(Entries from a dataset of interfaces)
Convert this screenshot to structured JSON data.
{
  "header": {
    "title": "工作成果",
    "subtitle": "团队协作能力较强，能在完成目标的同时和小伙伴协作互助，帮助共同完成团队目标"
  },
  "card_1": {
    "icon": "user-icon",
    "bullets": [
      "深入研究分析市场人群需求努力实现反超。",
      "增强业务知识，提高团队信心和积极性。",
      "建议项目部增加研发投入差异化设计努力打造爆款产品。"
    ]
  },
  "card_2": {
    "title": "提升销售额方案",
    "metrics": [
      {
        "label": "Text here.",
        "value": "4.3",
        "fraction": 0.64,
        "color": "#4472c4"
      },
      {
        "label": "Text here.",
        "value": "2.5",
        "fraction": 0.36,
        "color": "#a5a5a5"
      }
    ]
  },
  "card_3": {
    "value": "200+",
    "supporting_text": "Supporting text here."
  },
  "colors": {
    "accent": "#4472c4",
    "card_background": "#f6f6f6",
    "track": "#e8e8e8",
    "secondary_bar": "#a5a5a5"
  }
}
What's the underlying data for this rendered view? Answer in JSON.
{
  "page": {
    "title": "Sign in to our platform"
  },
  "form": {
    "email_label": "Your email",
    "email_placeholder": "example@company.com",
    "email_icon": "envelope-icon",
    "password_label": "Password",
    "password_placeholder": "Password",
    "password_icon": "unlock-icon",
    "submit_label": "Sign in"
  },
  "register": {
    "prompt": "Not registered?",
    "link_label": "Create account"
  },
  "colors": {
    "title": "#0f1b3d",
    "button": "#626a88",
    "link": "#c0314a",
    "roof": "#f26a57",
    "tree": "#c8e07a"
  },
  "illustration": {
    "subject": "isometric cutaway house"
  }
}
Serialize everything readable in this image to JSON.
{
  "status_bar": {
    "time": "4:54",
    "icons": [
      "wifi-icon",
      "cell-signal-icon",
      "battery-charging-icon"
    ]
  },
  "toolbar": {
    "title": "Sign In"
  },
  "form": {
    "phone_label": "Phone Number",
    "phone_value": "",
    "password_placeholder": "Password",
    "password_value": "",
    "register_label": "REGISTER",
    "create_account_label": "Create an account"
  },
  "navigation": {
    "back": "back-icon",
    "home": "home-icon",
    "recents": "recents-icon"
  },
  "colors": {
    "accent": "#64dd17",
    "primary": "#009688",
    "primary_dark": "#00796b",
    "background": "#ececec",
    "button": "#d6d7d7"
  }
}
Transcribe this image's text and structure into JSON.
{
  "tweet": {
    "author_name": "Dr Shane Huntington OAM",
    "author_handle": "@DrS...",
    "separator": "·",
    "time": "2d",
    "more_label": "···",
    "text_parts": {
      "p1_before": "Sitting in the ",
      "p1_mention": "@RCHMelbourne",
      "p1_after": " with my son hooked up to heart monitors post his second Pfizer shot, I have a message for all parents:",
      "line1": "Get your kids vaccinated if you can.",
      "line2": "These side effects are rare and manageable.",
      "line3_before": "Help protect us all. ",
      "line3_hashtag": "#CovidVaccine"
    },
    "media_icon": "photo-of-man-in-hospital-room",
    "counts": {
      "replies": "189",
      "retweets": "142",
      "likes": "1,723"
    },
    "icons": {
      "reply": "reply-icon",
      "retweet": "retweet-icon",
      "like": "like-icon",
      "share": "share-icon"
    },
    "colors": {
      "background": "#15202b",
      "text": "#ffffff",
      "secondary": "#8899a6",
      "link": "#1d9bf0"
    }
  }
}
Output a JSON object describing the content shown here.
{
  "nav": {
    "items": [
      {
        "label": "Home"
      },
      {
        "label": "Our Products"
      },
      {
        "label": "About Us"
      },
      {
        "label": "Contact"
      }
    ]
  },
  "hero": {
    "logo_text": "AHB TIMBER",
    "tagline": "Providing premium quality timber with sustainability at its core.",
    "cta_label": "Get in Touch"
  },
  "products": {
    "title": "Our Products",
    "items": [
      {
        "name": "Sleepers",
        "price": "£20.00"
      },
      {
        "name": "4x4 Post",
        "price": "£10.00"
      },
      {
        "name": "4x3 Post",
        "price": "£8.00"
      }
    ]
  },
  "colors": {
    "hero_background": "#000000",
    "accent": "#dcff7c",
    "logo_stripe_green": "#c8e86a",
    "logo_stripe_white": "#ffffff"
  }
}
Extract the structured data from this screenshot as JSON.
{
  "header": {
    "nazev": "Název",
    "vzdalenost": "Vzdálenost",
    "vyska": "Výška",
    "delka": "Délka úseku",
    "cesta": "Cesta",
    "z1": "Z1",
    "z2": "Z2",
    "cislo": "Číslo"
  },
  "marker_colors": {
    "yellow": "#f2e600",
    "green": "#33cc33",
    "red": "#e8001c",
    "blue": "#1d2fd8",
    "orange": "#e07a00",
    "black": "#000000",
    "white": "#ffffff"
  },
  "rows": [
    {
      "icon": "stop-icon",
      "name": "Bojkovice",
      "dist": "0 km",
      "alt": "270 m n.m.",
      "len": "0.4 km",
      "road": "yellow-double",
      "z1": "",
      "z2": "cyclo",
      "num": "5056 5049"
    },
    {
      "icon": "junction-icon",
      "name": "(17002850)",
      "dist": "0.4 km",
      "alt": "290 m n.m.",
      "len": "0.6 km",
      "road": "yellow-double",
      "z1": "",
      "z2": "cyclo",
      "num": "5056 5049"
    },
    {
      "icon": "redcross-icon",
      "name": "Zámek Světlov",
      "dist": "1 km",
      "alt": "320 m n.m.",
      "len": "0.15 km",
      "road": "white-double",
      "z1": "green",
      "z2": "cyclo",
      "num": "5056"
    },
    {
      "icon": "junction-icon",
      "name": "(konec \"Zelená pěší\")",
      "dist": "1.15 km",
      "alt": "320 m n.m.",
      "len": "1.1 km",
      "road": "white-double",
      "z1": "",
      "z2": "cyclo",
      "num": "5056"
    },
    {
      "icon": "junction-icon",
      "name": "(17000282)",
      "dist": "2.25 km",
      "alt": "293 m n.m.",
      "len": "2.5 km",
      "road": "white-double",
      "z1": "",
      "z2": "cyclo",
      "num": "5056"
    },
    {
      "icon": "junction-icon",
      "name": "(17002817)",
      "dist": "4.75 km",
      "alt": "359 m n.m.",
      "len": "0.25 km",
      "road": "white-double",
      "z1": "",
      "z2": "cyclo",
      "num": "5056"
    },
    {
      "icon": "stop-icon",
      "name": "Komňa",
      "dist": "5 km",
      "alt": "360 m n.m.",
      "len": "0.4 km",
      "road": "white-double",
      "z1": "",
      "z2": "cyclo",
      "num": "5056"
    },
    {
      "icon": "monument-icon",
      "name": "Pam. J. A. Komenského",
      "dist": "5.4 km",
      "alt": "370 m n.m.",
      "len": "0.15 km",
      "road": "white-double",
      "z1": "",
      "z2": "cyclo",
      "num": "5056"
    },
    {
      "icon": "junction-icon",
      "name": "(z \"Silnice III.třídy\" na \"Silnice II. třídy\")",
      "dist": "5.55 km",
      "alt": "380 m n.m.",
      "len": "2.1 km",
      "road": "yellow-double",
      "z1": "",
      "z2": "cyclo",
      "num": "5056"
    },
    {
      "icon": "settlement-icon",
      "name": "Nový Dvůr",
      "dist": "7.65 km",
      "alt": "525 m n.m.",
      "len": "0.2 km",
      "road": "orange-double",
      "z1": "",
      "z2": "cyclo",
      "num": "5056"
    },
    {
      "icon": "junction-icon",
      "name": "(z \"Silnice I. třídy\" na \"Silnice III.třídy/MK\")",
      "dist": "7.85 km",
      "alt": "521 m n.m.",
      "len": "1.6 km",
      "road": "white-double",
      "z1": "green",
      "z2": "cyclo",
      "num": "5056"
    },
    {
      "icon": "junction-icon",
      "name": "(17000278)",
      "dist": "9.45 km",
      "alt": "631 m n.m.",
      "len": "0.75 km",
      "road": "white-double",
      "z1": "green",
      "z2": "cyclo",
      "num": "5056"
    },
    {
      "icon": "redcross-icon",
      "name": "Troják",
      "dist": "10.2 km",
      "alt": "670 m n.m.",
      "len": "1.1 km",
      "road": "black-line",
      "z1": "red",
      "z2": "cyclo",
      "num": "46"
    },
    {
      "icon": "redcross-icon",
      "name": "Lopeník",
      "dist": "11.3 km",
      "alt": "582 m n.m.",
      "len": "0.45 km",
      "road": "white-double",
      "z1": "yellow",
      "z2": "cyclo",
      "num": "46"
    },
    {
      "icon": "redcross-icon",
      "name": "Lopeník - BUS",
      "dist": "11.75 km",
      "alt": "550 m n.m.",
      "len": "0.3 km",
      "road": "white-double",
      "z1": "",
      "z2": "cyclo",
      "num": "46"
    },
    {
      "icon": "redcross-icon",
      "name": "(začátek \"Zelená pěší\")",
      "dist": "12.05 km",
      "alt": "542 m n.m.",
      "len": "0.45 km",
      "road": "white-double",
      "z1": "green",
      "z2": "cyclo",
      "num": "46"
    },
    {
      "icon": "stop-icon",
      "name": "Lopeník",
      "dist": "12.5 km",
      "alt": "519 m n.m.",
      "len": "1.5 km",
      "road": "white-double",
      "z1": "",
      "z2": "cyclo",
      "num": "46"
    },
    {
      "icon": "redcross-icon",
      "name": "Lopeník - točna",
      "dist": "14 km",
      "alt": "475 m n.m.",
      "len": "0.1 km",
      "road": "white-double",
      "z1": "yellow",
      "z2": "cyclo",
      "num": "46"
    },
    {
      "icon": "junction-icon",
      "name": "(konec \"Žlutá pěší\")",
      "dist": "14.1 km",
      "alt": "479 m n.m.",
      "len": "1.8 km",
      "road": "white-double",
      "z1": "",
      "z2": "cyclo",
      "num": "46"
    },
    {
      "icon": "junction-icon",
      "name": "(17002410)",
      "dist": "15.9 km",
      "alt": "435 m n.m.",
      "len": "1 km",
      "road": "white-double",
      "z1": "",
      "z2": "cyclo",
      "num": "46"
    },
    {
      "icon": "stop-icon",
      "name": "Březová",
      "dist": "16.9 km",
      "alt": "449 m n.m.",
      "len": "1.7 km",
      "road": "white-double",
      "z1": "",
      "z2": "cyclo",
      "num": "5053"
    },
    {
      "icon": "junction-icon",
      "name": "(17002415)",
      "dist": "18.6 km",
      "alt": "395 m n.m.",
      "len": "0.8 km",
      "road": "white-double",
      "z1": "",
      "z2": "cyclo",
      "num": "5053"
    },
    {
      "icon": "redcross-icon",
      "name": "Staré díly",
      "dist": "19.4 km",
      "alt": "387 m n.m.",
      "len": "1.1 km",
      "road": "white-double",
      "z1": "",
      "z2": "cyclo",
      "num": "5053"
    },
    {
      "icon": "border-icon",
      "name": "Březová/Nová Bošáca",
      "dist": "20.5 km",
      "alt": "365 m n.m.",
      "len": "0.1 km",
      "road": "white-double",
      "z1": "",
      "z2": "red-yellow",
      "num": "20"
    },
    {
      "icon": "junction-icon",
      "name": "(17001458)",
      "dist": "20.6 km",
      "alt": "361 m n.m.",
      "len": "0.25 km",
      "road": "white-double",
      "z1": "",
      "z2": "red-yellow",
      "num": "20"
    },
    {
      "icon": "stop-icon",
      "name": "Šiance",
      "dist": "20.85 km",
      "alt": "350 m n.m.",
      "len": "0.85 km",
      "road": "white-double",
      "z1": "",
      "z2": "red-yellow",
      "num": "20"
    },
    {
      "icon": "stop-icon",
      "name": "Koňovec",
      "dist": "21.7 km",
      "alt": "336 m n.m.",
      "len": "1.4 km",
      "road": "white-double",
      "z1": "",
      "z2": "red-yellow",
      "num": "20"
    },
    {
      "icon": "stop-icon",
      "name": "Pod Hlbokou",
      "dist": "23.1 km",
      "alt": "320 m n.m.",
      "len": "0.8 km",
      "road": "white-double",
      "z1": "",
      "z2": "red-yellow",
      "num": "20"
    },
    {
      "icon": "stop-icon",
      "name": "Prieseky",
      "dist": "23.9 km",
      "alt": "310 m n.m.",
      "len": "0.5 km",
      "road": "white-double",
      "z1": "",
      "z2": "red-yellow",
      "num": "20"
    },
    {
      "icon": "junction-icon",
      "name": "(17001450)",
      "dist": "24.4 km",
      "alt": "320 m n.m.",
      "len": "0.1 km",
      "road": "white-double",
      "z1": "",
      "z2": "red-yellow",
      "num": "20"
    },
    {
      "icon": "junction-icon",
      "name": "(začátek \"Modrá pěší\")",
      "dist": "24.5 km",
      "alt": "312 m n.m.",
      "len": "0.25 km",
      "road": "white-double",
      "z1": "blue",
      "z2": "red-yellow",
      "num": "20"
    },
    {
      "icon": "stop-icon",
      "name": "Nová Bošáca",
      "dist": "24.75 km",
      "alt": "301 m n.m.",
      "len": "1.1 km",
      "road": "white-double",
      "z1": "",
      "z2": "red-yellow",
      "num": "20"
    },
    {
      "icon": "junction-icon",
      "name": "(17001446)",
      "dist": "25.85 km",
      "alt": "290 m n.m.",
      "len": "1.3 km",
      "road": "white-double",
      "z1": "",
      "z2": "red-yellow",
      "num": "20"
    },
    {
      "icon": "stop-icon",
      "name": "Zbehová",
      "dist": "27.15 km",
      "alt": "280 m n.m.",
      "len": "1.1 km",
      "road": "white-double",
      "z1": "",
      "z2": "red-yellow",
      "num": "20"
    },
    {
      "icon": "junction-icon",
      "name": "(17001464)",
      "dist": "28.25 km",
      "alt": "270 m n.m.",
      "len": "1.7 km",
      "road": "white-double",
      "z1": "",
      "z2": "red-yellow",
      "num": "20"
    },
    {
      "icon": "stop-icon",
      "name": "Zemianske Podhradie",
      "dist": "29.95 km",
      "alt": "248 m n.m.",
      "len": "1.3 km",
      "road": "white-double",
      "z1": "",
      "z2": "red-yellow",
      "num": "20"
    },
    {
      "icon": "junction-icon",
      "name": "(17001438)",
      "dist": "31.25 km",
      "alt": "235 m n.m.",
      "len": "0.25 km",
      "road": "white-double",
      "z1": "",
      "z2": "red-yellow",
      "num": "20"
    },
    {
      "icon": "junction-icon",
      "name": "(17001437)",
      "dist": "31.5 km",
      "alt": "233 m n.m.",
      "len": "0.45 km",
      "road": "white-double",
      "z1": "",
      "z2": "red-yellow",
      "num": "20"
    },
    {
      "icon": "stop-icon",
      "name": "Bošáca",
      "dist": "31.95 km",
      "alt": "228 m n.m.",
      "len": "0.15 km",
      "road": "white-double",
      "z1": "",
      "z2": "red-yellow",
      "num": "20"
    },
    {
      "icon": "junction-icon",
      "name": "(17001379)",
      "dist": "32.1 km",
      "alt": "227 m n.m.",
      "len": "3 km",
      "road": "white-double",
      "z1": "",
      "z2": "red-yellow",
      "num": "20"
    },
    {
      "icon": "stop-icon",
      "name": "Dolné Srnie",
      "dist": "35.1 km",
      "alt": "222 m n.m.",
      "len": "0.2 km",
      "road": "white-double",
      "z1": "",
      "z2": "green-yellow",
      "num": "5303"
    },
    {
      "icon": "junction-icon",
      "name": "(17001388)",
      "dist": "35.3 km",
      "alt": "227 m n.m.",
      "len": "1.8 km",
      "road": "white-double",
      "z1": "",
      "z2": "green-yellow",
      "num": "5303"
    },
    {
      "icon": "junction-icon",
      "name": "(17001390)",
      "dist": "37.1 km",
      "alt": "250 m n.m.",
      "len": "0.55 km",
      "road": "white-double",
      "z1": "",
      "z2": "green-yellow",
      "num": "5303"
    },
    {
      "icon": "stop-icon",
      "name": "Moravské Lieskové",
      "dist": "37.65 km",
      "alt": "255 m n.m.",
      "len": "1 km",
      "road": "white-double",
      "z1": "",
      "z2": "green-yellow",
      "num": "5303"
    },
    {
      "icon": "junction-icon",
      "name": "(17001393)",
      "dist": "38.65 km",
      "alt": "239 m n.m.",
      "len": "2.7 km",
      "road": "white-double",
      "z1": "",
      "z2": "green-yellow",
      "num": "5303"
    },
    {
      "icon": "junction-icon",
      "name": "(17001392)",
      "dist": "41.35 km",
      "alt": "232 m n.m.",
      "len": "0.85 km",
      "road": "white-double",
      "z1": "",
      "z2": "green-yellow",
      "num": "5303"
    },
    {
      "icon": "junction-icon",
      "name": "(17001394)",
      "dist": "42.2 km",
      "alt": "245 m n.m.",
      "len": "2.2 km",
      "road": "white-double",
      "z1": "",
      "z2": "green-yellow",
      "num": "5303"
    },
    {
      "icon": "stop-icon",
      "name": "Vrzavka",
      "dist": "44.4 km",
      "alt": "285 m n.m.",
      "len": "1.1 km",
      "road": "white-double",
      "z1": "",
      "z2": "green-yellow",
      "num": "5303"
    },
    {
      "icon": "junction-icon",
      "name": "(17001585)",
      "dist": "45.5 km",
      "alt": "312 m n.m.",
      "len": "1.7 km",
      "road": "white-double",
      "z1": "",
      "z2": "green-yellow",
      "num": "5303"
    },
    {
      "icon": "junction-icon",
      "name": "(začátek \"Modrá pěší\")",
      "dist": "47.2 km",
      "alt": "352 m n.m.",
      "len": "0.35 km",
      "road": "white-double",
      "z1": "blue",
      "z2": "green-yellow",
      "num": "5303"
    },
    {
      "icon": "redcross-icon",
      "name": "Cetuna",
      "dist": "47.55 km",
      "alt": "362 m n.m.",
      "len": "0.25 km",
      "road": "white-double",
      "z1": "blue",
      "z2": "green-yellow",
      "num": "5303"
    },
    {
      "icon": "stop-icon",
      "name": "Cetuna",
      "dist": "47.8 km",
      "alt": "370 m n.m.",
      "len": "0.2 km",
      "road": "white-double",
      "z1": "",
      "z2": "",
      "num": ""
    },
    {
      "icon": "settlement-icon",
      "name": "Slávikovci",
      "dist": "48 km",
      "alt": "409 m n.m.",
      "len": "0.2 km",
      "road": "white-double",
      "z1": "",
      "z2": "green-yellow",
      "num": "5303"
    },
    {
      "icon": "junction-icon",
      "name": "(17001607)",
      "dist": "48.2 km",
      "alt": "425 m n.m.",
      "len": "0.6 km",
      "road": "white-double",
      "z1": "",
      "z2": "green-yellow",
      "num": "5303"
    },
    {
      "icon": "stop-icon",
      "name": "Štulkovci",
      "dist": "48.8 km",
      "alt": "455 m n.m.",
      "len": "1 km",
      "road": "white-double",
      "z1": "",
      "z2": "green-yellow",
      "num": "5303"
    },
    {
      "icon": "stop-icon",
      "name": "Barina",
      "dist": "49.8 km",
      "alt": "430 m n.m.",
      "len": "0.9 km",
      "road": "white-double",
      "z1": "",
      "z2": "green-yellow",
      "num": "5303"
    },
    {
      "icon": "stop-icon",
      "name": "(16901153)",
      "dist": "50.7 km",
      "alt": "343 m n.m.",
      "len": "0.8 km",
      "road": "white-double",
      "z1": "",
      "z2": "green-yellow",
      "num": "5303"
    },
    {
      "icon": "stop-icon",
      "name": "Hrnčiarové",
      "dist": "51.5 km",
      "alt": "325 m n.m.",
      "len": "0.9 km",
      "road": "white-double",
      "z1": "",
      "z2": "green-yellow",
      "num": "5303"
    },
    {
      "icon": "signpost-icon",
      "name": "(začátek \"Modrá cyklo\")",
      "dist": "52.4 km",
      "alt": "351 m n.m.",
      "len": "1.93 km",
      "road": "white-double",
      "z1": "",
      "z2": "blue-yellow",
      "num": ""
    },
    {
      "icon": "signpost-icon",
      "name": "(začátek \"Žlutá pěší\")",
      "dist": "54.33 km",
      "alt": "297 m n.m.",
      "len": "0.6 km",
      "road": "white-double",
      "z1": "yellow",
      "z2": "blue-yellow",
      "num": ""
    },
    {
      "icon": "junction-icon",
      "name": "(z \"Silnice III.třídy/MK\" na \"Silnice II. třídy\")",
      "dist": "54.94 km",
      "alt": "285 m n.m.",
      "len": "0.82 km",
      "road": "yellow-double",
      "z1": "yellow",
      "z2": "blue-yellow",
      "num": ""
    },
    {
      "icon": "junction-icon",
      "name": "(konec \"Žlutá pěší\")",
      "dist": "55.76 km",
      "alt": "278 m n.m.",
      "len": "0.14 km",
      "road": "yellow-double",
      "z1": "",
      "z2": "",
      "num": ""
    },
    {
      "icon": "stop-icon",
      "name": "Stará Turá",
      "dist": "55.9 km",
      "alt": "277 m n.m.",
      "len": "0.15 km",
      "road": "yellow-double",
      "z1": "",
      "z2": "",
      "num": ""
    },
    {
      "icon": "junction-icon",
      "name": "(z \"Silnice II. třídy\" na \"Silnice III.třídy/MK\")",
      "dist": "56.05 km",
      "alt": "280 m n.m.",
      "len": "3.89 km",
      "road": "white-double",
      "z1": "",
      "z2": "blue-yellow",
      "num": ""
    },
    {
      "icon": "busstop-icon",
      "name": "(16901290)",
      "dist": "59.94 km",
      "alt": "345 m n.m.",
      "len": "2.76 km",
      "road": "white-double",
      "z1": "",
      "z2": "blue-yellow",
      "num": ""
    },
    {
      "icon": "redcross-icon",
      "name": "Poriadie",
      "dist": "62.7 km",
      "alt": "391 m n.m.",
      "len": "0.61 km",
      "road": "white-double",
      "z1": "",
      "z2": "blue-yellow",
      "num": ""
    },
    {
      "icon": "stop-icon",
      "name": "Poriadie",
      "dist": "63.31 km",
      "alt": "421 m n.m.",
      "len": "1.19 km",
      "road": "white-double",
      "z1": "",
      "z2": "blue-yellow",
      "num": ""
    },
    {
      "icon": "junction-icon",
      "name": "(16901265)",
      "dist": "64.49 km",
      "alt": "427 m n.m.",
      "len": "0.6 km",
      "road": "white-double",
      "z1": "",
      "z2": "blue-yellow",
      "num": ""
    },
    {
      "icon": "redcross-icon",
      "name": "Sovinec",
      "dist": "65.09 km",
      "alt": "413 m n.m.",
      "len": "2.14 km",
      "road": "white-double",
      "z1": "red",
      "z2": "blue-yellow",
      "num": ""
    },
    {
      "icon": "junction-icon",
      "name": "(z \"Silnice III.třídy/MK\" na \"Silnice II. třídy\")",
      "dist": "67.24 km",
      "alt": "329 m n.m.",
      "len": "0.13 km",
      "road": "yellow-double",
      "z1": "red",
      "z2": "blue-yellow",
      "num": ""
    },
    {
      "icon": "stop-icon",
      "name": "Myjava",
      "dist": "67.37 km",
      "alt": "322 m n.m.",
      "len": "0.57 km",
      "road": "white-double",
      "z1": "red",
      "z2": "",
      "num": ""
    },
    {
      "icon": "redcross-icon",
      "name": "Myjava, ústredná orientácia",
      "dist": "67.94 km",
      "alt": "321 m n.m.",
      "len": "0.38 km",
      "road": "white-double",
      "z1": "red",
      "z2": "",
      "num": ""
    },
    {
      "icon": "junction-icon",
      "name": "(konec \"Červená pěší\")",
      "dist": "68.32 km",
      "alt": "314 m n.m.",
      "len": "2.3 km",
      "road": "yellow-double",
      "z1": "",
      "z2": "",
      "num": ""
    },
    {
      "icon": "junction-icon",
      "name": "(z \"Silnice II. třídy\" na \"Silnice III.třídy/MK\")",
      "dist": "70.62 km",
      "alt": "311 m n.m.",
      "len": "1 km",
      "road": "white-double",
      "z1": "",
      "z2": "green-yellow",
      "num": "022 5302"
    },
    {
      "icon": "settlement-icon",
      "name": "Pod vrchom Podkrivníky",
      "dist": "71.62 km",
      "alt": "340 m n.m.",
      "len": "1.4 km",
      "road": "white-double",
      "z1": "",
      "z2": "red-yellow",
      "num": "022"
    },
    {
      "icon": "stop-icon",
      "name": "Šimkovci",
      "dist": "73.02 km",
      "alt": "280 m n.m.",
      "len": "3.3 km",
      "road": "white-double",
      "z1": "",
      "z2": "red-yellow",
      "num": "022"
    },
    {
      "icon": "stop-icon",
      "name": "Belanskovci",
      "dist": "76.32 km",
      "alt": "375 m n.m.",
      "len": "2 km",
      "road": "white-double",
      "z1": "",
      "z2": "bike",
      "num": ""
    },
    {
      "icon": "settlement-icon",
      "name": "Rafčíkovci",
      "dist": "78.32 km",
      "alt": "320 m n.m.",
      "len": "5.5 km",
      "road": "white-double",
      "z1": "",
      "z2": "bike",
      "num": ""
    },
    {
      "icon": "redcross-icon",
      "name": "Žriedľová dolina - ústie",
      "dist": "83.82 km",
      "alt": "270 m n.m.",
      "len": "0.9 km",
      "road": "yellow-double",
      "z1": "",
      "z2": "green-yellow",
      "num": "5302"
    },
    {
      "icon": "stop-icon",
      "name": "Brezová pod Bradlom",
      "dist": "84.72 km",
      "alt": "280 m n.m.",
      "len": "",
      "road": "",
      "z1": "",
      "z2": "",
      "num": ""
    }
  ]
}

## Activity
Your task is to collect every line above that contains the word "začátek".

## Answer area
      "name": "(začátek \"Zelená pěší\")",
      "name": "(začátek \"Modrá pěší\")",
      "name": "(začátek \"Modrá pěší\")",
      "name": "(začátek \"Modrá cyklo\")",
      "name": "(začátek \"Žlutá pěší\")",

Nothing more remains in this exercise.